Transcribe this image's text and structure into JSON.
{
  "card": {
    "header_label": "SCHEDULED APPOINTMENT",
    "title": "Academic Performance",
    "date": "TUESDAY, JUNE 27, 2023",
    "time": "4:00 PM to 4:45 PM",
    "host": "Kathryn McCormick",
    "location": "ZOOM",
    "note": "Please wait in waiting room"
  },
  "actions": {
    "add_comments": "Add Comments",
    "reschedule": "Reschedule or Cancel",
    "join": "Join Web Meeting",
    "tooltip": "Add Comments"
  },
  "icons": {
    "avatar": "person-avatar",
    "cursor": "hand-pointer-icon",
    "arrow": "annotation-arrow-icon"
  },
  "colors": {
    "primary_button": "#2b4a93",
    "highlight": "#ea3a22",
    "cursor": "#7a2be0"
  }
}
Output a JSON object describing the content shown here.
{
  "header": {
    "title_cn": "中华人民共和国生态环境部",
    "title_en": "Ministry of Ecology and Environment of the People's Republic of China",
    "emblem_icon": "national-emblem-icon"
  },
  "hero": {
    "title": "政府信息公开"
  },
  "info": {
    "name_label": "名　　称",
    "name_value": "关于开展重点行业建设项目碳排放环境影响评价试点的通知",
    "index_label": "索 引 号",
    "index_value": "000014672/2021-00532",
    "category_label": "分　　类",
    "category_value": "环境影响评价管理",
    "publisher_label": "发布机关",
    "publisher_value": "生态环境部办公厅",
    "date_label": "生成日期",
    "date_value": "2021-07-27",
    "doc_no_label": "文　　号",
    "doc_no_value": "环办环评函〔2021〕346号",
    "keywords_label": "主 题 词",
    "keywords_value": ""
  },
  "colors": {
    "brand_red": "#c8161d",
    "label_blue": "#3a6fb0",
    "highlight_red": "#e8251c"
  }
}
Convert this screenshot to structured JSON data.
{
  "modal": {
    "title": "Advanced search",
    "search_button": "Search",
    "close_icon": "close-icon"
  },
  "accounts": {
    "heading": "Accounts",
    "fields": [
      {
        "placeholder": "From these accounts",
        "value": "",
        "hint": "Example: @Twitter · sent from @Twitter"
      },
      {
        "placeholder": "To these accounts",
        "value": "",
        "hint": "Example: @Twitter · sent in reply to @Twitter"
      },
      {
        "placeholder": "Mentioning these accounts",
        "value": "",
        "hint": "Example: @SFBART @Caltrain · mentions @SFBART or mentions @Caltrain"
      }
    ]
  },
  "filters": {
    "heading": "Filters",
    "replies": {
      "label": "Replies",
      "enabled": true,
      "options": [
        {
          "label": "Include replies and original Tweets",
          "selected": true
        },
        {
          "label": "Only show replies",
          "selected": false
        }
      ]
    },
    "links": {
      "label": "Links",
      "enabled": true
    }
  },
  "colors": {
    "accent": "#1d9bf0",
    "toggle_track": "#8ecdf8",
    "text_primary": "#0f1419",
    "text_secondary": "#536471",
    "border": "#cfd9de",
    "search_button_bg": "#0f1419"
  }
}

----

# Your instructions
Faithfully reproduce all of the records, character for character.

# Solution to the exercise
Transcribe this image's text and structure into JSON.
{
  "card": {
    "header_label": "SCHEDULED APPOINTMENT",
    "title": "Academic Performance",
    "date": "TUESDAY, JUNE 27, 2023",
    "time": "4:00 PM to 4:45 PM",
    "host": "Kathryn McCormick",
    "location": "ZOOM",
    "note": "Please wait in waiting room"
  },
  "actions": {
    "add_comments": "Add Comments",
    "reschedule": "Reschedule or Cancel",
    "join": "Join Web Meeting",
    "tooltip": "Add Comments"
  },
  "icons": {
    "avatar": "person-avatar",
    "cursor": "hand-pointer-icon",
    "arrow": "annotation-arrow-icon"
  },
  "colors": {
    "primary_button": "#2b4a93",
    "highlight": "#ea3a22",
    "cursor": "#7a2be0"
  }
}
Output a JSON object describing the content shown here.
{
  "header": {
    "title_cn": "中华人民共和国生态环境部",
    "title_en": "Ministry of Ecology and Environment of the People's Republic of China",
    "emblem_icon": "national-emblem-icon"
  },
  "hero": {
    "title": "政府信息公开"
  },
  "info": {
    "name_label": "名　　称",
    "name_value": "关于开展重点行业建设项目碳排放环境影响评价试点的通知",
    "index_label": "索 引 号",
    "index_value": "000014672/2021-00532",
    "category_label": "分　　类",
    "category_value": "环境影响评价管理",
    "publisher_label": "发布机关",
    "publisher_value": "生态环境部办公厅",
    "date_label": "生成日期",
    "date_value": "2021-07-27",
    "doc_no_label": "文　　号",
    "doc_no_value": "环办环评函〔2021〕346号",
    "keywords_label": "主 题 词",
    "keywords_value": ""
  },
  "colors": {
    "brand_red": "#c8161d",
    "label_blue": "#3a6fb0",
    "highlight_red": "#e8251c"
  }
}
Convert this screenshot to structured JSON data.
{
  "modal": {
    "title": "Advanced search",
    "search_button": "Search",
    "close_icon": "close-icon"
  },
  "accounts": {
    "heading": "Accounts",
    "fields": [
      {
        "placeholder": "From these accounts",
        "value": "",
        "hint": "Example: @Twitter · sent from @Twitter"
      },
      {
        "placeholder": "To these accounts",
        "value": "",
        "hint": "Example: @Twitter · sent in reply to @Twitter"
      },
      {
        "placeholder": "Mentioning these accounts",
        "value": "",
        "hint": "Example: @SFBART @Caltrain · mentions @SFBART or mentions @Caltrain"
      }
    ]
  },
  "filters": {
    "heading": "Filters",
    "replies": {
      "label": "Replies",
      "enabled": true,
      "options": [
        {
          "label": "Include replies and original Tweets",
          "selected": true
        },
        {
          "label": "Only show replies",
          "selected": false
        }
      ]
    },
    "links": {
      "label": "Links",
      "enabled": true
    }
  },
  "colors": {
    "accent": "#1d9bf0",
    "toggle_track": "#8ecdf8",
    "text_primary": "#0f1419",
    "text_secondary": "#536471",
    "border": "#cfd9de",
    "search_button_bg": "#0f1419"
  }
}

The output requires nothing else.